Seita Jongebloed was employed as a sales manager from 2014-2016 and then promoted to vice president of sales, a position she held until her 2019 resignation at Martha Turner Sotheby’s International Realty (MTSIR) in Houston.
Jongebloed jumped from Sotheby’s to Compass to serve as a brokerage manager in February 2019 after tendering her resignation, but Realogy claims in the complaint that the agent had previously signed a restrictive covenant agreement (RCA), which included a one-year noncompete clause.
“We believe this suit speaks for itself,” a spokesperson for Realogy told Inman. “We are seeking to enforce our rights under the employee agreement. Given the pending litigation, we cannot comment further.”
Realogy argues in the lawsuit filed in the United States District Court For The Southern District Of Texas Houston Division that, by signing the RCA, Jongebloed agreed to a one-year noncompete clause, where she would not work for a competitor for one year after her employment with Realogy terminates. The noncompete specifically included a geographic limitation of a 15-mile radius of any brand where she worked.

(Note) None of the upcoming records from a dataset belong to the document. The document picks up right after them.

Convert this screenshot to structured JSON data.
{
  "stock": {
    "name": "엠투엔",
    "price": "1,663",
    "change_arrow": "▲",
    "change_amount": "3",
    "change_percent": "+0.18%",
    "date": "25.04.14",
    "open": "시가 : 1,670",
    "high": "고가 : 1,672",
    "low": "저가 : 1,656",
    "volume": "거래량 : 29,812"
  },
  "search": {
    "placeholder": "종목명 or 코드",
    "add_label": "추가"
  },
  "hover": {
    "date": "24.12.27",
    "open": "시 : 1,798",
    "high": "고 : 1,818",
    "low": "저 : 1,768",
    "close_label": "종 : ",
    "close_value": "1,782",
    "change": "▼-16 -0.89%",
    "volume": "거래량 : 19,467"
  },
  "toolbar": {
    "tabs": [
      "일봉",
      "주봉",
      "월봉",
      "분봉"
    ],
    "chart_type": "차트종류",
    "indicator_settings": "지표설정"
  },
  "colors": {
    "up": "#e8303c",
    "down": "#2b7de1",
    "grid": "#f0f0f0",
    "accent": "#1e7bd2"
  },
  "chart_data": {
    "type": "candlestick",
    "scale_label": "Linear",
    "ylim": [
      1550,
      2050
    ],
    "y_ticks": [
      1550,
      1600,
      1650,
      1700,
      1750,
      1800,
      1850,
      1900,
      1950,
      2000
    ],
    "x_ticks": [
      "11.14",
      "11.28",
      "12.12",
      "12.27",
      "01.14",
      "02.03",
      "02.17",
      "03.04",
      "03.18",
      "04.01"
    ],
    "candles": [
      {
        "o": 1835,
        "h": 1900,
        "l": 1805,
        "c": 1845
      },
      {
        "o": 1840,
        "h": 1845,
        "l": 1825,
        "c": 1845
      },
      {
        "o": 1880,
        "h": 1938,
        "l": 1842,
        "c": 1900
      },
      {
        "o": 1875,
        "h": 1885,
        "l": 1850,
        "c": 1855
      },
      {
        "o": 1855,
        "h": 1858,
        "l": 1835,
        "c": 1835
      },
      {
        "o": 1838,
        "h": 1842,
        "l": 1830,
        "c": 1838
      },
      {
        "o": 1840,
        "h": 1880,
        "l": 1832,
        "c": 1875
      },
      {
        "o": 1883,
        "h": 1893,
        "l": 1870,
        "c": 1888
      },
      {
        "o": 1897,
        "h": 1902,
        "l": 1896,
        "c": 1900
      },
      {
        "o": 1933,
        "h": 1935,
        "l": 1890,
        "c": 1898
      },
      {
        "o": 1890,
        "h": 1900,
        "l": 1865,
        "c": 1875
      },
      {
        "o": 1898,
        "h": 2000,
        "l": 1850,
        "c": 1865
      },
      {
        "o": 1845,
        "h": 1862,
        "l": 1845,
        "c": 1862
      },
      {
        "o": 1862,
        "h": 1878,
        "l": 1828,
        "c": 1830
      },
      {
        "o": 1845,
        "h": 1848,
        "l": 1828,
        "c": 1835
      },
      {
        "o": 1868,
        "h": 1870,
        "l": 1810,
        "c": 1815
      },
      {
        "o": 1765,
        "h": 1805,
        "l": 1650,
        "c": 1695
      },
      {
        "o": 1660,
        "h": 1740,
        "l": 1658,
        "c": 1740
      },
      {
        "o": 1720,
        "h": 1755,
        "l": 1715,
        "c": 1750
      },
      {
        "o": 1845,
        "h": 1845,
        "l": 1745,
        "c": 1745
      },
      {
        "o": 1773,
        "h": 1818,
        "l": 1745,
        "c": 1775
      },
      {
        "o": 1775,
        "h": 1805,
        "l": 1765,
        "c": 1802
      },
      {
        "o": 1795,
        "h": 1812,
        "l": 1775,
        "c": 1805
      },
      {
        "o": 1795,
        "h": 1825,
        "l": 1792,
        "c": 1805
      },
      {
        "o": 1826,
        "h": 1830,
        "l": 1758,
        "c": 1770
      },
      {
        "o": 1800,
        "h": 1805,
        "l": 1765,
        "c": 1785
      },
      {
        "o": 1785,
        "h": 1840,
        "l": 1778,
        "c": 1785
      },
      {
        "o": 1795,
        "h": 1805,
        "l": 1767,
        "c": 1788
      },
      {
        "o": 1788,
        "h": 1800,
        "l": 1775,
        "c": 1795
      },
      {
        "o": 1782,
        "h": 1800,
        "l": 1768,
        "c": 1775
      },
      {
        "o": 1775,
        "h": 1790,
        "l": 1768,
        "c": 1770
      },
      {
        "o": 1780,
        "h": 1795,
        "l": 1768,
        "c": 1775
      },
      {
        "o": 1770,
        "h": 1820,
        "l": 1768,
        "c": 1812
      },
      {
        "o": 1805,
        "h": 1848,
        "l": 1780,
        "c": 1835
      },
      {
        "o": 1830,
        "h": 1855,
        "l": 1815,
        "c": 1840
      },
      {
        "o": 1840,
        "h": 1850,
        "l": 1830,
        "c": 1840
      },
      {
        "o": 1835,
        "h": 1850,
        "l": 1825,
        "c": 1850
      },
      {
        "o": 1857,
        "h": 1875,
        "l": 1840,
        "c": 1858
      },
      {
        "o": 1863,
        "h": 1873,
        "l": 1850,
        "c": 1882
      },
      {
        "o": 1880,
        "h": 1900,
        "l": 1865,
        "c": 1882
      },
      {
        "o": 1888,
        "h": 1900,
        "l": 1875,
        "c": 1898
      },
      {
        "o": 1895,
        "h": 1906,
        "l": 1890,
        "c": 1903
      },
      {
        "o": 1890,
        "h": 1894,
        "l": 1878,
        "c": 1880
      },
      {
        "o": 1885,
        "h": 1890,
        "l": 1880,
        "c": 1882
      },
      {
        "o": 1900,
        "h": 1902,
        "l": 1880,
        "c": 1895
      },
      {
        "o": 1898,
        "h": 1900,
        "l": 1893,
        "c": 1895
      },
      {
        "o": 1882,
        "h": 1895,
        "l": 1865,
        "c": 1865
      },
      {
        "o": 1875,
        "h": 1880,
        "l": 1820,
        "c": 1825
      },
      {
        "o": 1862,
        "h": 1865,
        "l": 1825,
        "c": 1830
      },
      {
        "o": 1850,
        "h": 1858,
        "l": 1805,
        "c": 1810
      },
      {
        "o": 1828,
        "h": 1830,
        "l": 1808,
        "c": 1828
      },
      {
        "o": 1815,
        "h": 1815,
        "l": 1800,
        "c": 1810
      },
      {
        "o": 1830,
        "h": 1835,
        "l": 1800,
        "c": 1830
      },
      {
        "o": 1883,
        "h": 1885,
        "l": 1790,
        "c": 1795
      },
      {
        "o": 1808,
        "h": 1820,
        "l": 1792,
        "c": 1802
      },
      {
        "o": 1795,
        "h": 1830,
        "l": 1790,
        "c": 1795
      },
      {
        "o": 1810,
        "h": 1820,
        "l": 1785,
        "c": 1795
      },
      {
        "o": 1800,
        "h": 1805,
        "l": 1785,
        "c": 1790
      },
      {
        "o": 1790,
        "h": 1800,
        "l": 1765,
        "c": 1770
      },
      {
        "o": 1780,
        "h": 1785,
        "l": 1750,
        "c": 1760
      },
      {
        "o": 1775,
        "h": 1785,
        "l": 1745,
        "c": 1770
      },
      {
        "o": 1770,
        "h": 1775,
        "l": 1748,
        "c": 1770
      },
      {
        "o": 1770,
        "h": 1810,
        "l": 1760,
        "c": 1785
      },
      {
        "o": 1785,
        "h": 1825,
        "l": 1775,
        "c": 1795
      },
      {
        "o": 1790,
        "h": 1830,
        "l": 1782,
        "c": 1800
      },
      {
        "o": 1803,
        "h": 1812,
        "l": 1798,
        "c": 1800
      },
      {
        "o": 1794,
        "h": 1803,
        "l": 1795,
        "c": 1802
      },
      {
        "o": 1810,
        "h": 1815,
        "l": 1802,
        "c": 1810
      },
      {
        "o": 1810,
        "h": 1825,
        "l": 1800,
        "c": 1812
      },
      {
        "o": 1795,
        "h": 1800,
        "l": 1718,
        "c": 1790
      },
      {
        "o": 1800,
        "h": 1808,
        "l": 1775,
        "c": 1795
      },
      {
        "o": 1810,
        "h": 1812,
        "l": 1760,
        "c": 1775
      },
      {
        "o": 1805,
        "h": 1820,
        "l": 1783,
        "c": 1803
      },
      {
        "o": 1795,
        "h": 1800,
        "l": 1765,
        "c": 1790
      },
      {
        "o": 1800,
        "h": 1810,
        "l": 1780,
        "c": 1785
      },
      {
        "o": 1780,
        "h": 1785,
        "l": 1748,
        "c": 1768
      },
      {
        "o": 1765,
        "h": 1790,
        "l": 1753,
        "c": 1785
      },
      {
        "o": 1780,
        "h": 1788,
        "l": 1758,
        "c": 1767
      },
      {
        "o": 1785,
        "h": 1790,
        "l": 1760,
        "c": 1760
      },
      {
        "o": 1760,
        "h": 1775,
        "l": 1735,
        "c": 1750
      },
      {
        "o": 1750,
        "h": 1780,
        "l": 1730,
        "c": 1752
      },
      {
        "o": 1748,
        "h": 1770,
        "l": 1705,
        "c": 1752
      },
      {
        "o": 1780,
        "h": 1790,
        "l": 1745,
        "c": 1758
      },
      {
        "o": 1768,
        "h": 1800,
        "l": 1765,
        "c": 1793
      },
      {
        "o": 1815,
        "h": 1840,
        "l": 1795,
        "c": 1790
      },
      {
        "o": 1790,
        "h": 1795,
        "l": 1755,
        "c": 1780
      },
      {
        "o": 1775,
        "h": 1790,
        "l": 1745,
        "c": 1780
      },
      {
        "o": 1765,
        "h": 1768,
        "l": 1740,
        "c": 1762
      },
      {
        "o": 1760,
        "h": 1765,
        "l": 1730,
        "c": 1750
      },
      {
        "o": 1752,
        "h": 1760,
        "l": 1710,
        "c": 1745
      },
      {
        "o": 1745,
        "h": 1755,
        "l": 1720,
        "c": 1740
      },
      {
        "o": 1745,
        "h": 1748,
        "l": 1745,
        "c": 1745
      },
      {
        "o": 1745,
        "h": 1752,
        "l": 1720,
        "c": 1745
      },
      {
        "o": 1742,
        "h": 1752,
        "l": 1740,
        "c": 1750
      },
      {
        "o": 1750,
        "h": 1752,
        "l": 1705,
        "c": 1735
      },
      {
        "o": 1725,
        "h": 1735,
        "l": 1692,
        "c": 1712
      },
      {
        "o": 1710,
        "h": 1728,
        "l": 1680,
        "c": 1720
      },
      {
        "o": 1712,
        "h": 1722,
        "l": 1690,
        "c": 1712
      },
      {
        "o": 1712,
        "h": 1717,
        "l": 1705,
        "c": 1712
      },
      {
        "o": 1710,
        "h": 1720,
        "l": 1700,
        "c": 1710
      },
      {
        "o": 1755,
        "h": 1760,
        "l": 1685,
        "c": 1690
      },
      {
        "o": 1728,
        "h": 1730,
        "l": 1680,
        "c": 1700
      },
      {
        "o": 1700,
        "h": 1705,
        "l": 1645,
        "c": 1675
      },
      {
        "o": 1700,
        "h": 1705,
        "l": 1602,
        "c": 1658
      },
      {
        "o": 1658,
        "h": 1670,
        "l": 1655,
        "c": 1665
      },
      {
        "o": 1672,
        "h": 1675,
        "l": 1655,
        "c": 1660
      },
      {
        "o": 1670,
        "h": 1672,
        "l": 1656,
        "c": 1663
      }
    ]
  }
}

The Compass office where Jongebloed works now — in what the suit called a “substantially similar role” — is 3.2 miles from a Martha Turner Sotheby’s branch.
The suit claims Jongebloed’s employment shift could disrupt business relationships and jeopardize confidential information she obtained while at Realogy.
Jongebloed signed the RCA in August 2018, as it was offered as part of a long-term incentive plan that included a restricted stock notice. Long-term incentive plans are used to award executives or managers for performance, often in stock bonuses with a company-matching component.
Realogy sent a cease and desist letter and Jongebloed and Compass agreed to abide by the provisions of the RCA by moving Jongebloed to either a non-working leave of absence or Compass projects and/or initiatives outside of the Houston metropolitan area, according to the complaint.
Compass’s counsel advised Realogy that any service to Compass that Jongebloed is providing was taking place outside the Houston area, the complaint says. Realogy, however, alleges in the complaint that despite that communication, it has been informed that Jongebloed refuses to abide by the RCA.
Realogy is seeking relief prohibiting Jongebloed from violating the RCA, an unspecified award for damages and other relief as appropriate, according to the complaint.
Compass has drawn the ire of many in the industry for its recruitment tactics, some of whom have felt compelled to take legal action.
In the legal filing, Realogy says Compass has adopted a deliberate strategy of fostering rapid expansion and growth by engaging in unfair and unlawful conduct. The filing cites settled lawsuits against Compass from Realogy properties Corcoran and CitiHabitats, in which the brokerages accused Compass of violating noncompete clauses and attempting to access the company’s proprietary databases.
Agent movement between Compass and Realogy is hardly new, especially as Compass expands through recruitment and acquisition. The key difference in this case, however, is that Jongebloed was an employee with both companies, not an independent contractor, like most agents.
A Realogy source told Inman that employee contracts differ based on numerous factors and not all employees agree to the same contract terms.
Compass is not named as a defendant in the suit, but a spokesperson for the company sent the following statement to Inman.
“We believe people should be able to work where they want to work,” the statement reads. “For us, it’s important for employees to find their place at Compass because they want to work here, not because they can’t work anywhere else.”
Scott Fiddler, the lawyer representing Jongebloed told Inman that they look forward to having the case heard in court and declined to comment further.